Last year, we “top worked” some Comice pear trees in our orchard—36 to be precise. We saved 12 of these trees to pollinate the Buerre Bosc pears. I planted the orchard five years ago, but the Comice pears have not performed well and seemed unhappy in our microclimate. The Bosc pears, however, took to the microclimate like a duck takes to water. So this winter, I cut some scion wood from the Bosc pears and am going to “top work” the last 12 Comice pear trees. Last year, we grafted the Comice pears over to Conference pears and four Asian pear varieties. The picture in this article is Stephen cutting off the “nurse” limb we left to stabilize the tree from the aggressive pruning.
Top working is a term that refers to grafting a new variety onto an existing tree. In a sense, you are working on establishing a new “top” for the tree. It can save a few years in establishing a new variety and lots of dollars. “Top working” makes sense if you are happy with orchard layout, irrigation tree spacing, and if the new variety is compatible with the existing root stock.
Nurse limbs are designed to allow the tree to funnel energy to the new shoots that have been grafted onto the top of the “stump.” It works well because the “nurse” limbs are lower and the tree begins to put energy into building a new top. In the following spring we come back through and select the best of the grafts and cut off the “nurse” limbs.
Grafting is the process where one variety is grafted into or onto another tree. As mentioned earlier, it can really speed up the process of getting back into fruit production by 2-3 years. It is a relatively straitforward process, but you need to be ready to do it when the weather is right, towards the end of April. You also have to gather the scion wood in the dead of winter and store it at near freezing to keep it dormant.
Scion wood is the wood that is grafted onto the existing tree. We typically use a 4-6 inch piece of wood with 3-4 good buds (buds become the future branches). Amazingly, as the main tree adopts the grafts, they will grow 2-4 feet over the summer. And now we are selecting the best “grafts” from last year to grow the new tree.
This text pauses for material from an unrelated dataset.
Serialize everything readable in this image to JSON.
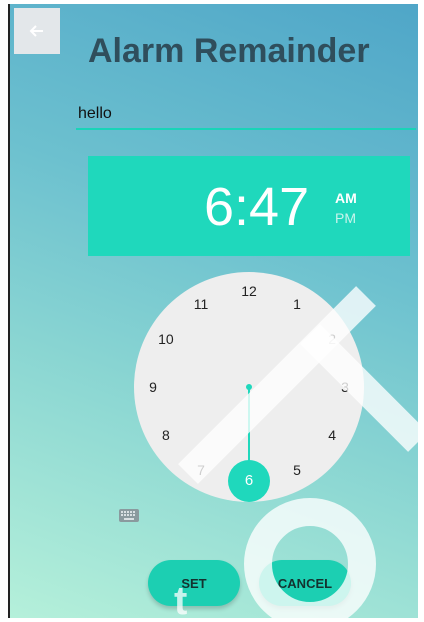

If all things go as planned, we should see a small crop next year of Conference pears and a larger crop of Buerre Bosc pears in two years from the “top worked” trees this year.